** What is expected **
Each entry should be repeated exactly. Its pictures should not be.

Website and app data records:
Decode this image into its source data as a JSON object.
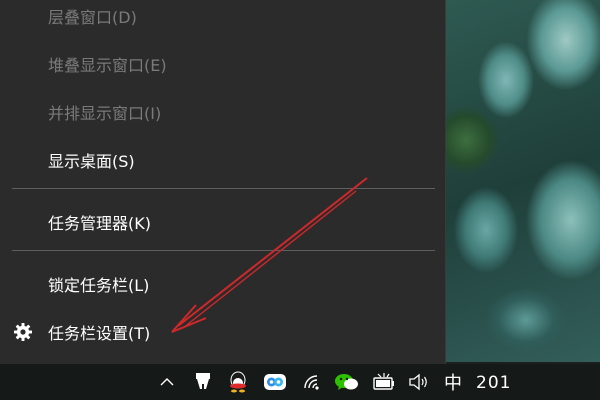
{
  "menu": {
    "items": [
      {
        "label": "层叠窗口(D)",
        "state": "disabled"
      },
      {
        "label": "堆叠显示窗口(E)",
        "state": "disabled"
      },
      {
        "label": "并排显示窗口(I)",
        "state": "disabled"
      },
      {
        "label": "显示桌面(S)",
        "state": "enabled"
      },
      {
        "label": "任务管理器(K)",
        "state": "enabled"
      },
      {
        "label": "锁定任务栏(L)",
        "state": "enabled"
      },
      {
        "label": "任务栏设置(T)",
        "state": "enabled",
        "icon": "gear-icon"
      }
    ]
  },
  "taskbar": {
    "ime_indicator": "中",
    "clock_text": "201",
    "tray_icons": [
      "chevron-up-icon",
      "pin-icon",
      "qq-penguin-icon",
      "cloud-app-icon",
      "wifi-icon",
      "wechat-icon",
      "battery-icon",
      "speaker-icon"
    ]
  },
  "annotation": {
    "arrow_color": "#d0282a"
  },
  "colors": {
    "menu_bg": "#2b2b2b",
    "enabled_text": "#ffffff",
    "disabled_text": "#7a7a7a",
    "separator": "#5e5e5e",
    "taskbar_bg": "#151a19"
  }
}
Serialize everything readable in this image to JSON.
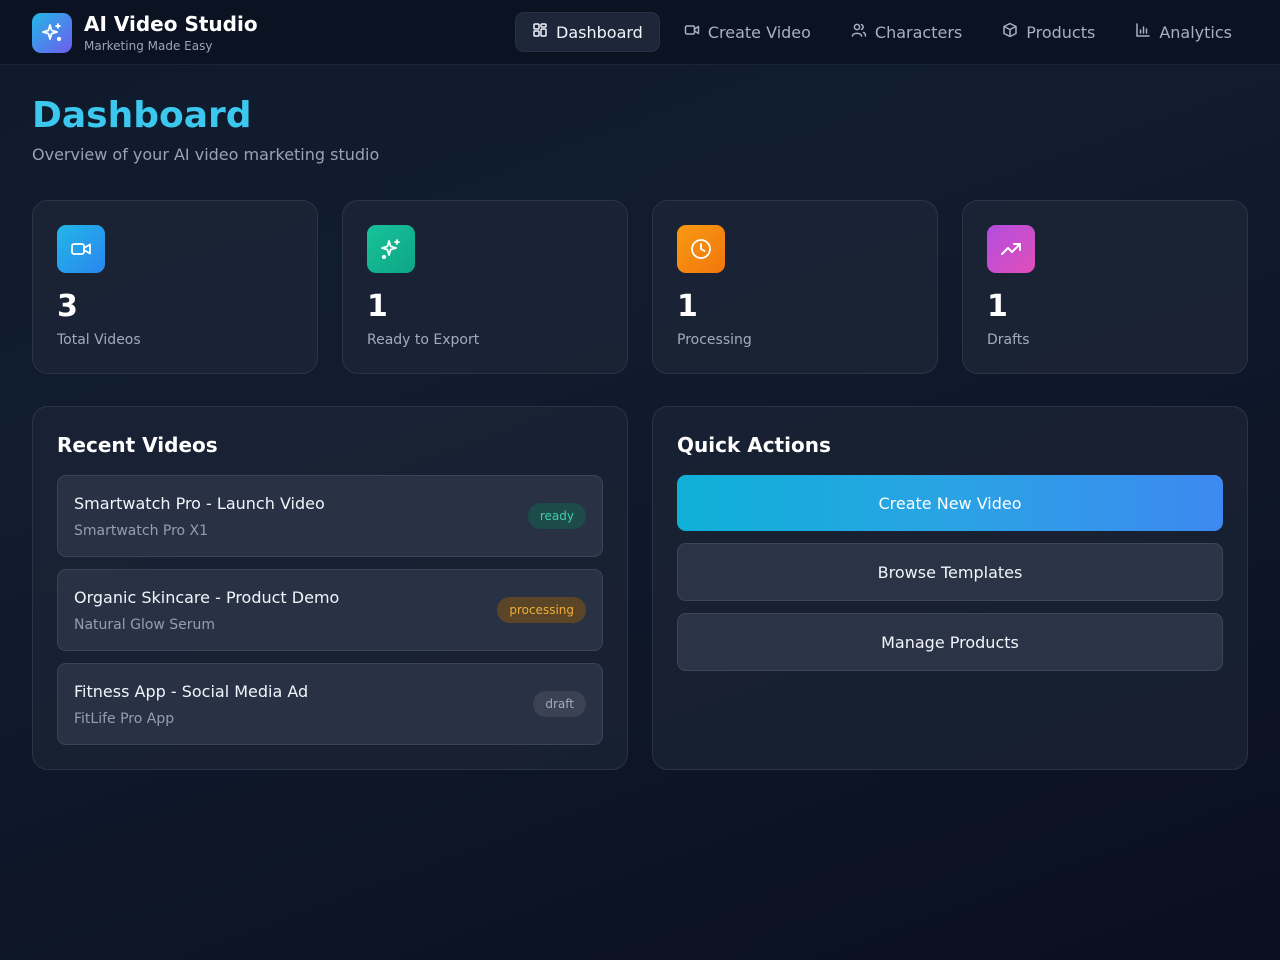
{
  "app": {
    "title": "AI Video Studio",
    "subtitle": "Marketing Made Easy",
    "logo_icon": "sparkles-icon"
  },
  "nav": {
    "items": [
      {
        "label": "Dashboard",
        "icon": "layout-grid-icon",
        "active": true
      },
      {
        "label": "Create Video",
        "icon": "video-camera-icon",
        "active": false
      },
      {
        "label": "Characters",
        "icon": "users-icon",
        "active": false
      },
      {
        "label": "Products",
        "icon": "package-icon",
        "active": false
      },
      {
        "label": "Analytics",
        "icon": "bar-chart-icon",
        "active": false
      }
    ]
  },
  "page": {
    "title": "Dashboard",
    "subtitle": "Overview of your AI video marketing studio"
  },
  "stats": [
    {
      "value": "3",
      "label": "Total Videos",
      "icon": "video-camera-icon",
      "color": "#1ea8e8"
    },
    {
      "value": "1",
      "label": "Ready to Export",
      "icon": "sparkles-icon",
      "color": "#12b48f"
    },
    {
      "value": "1",
      "label": "Processing",
      "icon": "clock-icon",
      "color": "#f5850f"
    },
    {
      "value": "1",
      "label": "Drafts",
      "icon": "trending-up-icon",
      "color": "#c44fd8"
    }
  ],
  "recent": {
    "title": "Recent Videos",
    "videos": [
      {
        "title": "Smartwatch Pro - Launch Video",
        "product": "Smartwatch Pro X1",
        "status": "ready"
      },
      {
        "title": "Organic Skincare - Product Demo",
        "product": "Natural Glow Serum",
        "status": "processing"
      },
      {
        "title": "Fitness App - Social Media Ad",
        "product": "FitLife Pro App",
        "status": "draft"
      }
    ]
  },
  "quick_actions": {
    "title": "Quick Actions",
    "create_label": "Create New Video",
    "templates_label": "Browse Templates",
    "products_label": "Manage Products"
  },
  "colors": {
    "accent_title": "#3cc8ee",
    "background": "#0f1a2c",
    "status_ready": "#3ed0a4",
    "status_processing": "#f0ac36",
    "status_draft": "#a3abbc"
  }
}
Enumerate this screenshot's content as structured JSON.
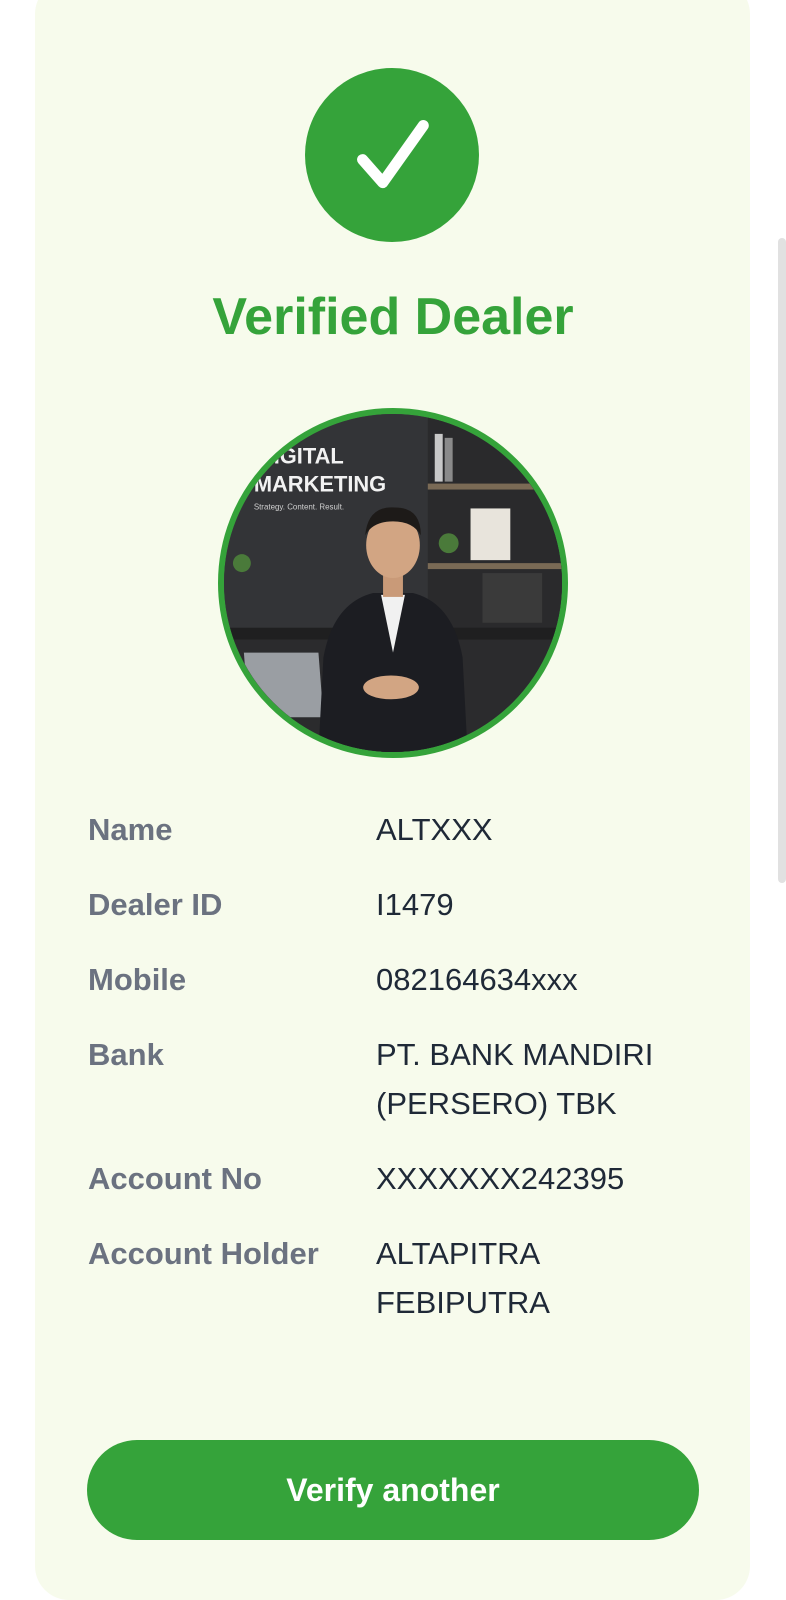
{
  "header": {
    "title": "Verified Dealer"
  },
  "icons": {
    "status": "check-icon",
    "avatar": "dealer-photo"
  },
  "photo_text": {
    "sign_line1": "IGITAL",
    "sign_line2": "MARKETING",
    "sign_tagline": "Strategy. Content. Result."
  },
  "details": [
    {
      "label": "Name",
      "value": "ALTXXX"
    },
    {
      "label": "Dealer ID",
      "value": "I1479"
    },
    {
      "label": "Mobile",
      "value": "082164634xxx"
    },
    {
      "label": "Bank",
      "value": "PT. BANK MANDIRI (PERSERO) TBK"
    },
    {
      "label": "Account No",
      "value": "XXXXXXX242395"
    },
    {
      "label": "Account Holder",
      "value": "ALTAPITRA FEBIPUTRA"
    }
  ],
  "actions": {
    "verify_another_label": "Verify another"
  },
  "colors": {
    "accent": "#35a33a",
    "card_background": "#f7fbec",
    "label_text": "#6b7280",
    "value_text": "#1f2937"
  }
}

** Output of the task **
Decode this image into its source data as a JSON object.
{
  "menu": {
    "items": [
      {
        "label": "层叠窗口(D)",
        "state": "disabled"
      },
      {
        "label": "堆叠显示窗口(E)",
        "state": "disabled"
      },
      {
        "label": "并排显示窗口(I)",
        "state": "disabled"
      },
      {
        "label": "显示桌面(S)",
        "state": "enabled"
      },
      {
        "label": "任务管理器(K)",
        "state": "enabled"
      },
      {
        "label": "锁定任务栏(L)",
        "state": "enabled"
      },
      {
        "label": "任务栏设置(T)",
        "state": "enabled",
        "icon": "gear-icon"
      }
    ]
  },
  "taskbar": {
    "ime_indicator": "中",
    "clock_text": "201",
    "tray_icons": [
      "chevron-up-icon",
      "pin-icon",
      "qq-penguin-icon",
      "cloud-app-icon",
      "wifi-icon",
      "wechat-icon",
      "battery-icon",
      "speaker-icon"
    ]
  },
  "annotation": {
    "arrow_color": "#d0282a"
  },
  "colors": {
    "menu_bg": "#2b2b2b",
    "enabled_text": "#ffffff",
    "disabled_text": "#7a7a7a",
    "separator": "#5e5e5e",
    "taskbar_bg": "#151a19"
  }
}
Serialize everything readable in this image to JSON.
{
  "app": {
    "title": "AI Video Studio",
    "subtitle": "Marketing Made Easy",
    "logo_icon": "sparkles-icon"
  },
  "nav": {
    "items": [
      {
        "label": "Dashboard",
        "icon": "layout-grid-icon",
        "active": true
      },
      {
        "label": "Create Video",
        "icon": "video-camera-icon",
        "active": false
      },
      {
        "label": "Characters",
        "icon": "users-icon",
        "active": false
      },
      {
        "label": "Products",
        "icon": "package-icon",
        "active": false
      },
      {
        "label": "Analytics",
        "icon": "bar-chart-icon",
        "active": false
      }
    ]
  },
  "page": {
    "title": "Dashboard",
    "subtitle": "Overview of your AI video marketing studio"
  },
  "stats": [
    {
      "value": "3",
      "label": "Total Videos",
      "icon": "video-camera-icon",
      "color": "#1ea8e8"
    },
    {
      "value": "1",
      "label": "Ready to Export",
      "icon": "sparkles-icon",
      "color": "#12b48f"
    },
    {
      "value": "1",
      "label": "Processing",
      "icon": "clock-icon",
      "color": "#f5850f"
    },
    {
      "value": "1",
      "label": "Drafts",
      "icon": "trending-up-icon",
      "color": "#c44fd8"
    }
  ],
  "recent": {
    "title": "Recent Videos",
    "videos": [
      {
        "title": "Smartwatch Pro - Launch Video",
        "product": "Smartwatch Pro X1",
        "status": "ready"
      },
      {
        "title": "Organic Skincare - Product Demo",
        "product": "Natural Glow Serum",
        "status": "processing"
      },
      {
        "title": "Fitness App - Social Media Ad",
        "product": "FitLife Pro App",
        "status": "draft"
      }
    ]
  },
  "quick_actions": {
    "title": "Quick Actions",
    "create_label": "Create New Video",
    "templates_label": "Browse Templates",
    "products_label": "Manage Products"
  },
  "colors": {
    "accent_title": "#3cc8ee",
    "background": "#0f1a2c",
    "status_ready": "#3ed0a4",
    "status_processing": "#f0ac36",
    "status_draft": "#a3abbc"
  }
}
Enumerate this screenshot's content as structured JSON.
{
  "header": {
    "title": "Verified Dealer"
  },
  "icons": {
    "status": "check-icon",
    "avatar": "dealer-photo"
  },
  "photo_text": {
    "sign_line1": "IGITAL",
    "sign_line2": "MARKETING",
    "sign_tagline": "Strategy. Content. Result."
  },
  "details": [
    {
      "label": "Name",
      "value": "ALTXXX"
    },
    {
      "label": "Dealer ID",
      "value": "I1479"
    },
    {
      "label": "Mobile",
      "value": "082164634xxx"
    },
    {
      "label": "Bank",
      "value": "PT. BANK MANDIRI (PERSERO) TBK"
    },
    {
      "label": "Account No",
      "value": "XXXXXXX242395"
    },
    {
      "label": "Account Holder",
      "value": "ALTAPITRA FEBIPUTRA"
    }
  ],
  "actions": {
    "verify_another_label": "Verify another"
  },
  "colors": {
    "accent": "#35a33a",
    "card_background": "#f7fbec",
    "label_text": "#6b7280",
    "value_text": "#1f2937"
  }
}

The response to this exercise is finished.